--- START ---
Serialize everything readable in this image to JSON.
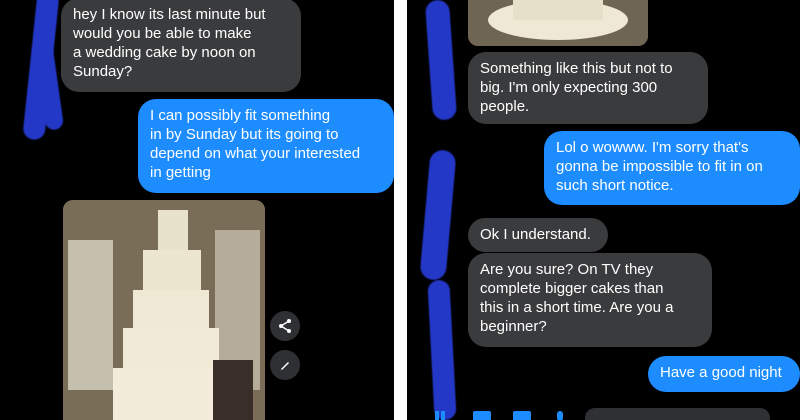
{
  "left_chat": {
    "messages": [
      {
        "type": "received",
        "text": "hey I know its last minute but\nwould you be able to make\na wedding cake by noon on\nSunday?"
      },
      {
        "type": "sent",
        "text": "I can possibly fit something\nin by Sunday but its going to\ndepend on what your interested\nin getting"
      }
    ],
    "actions": [
      "share-icon",
      "edit-icon"
    ]
  },
  "right_chat": {
    "messages": [
      {
        "type": "received",
        "text": "Something like this but not to\nbig. I'm only expecting 300\npeople."
      },
      {
        "type": "sent",
        "text": "Lol o wowww. I'm sorry that's\ngonna be impossible to fit in on\nsuch short notice."
      },
      {
        "type": "received",
        "text": "Ok I understand."
      },
      {
        "type": "received",
        "text": "Are you sure?   On TV they\ncomplete bigger cakes than\nthis in a short time. Are you a\nbeginner?"
      },
      {
        "type": "sent",
        "text": "Have a good night"
      }
    ]
  },
  "colors": {
    "background": "#000000",
    "received_bubble": "#3a3b3d",
    "sent_bubble": "#1d8cff",
    "redaction": "#2438c8"
  }
}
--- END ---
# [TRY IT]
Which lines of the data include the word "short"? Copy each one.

# [ANSWER]
        "text": "Lol o wowww. I'm sorry that's\ngonna be impossible to fit in on\nsuch short notice."
        "text": "Are you sure?   On TV they\ncomplete bigger cakes than\nthis in a short time. Are you a\nbeginner?"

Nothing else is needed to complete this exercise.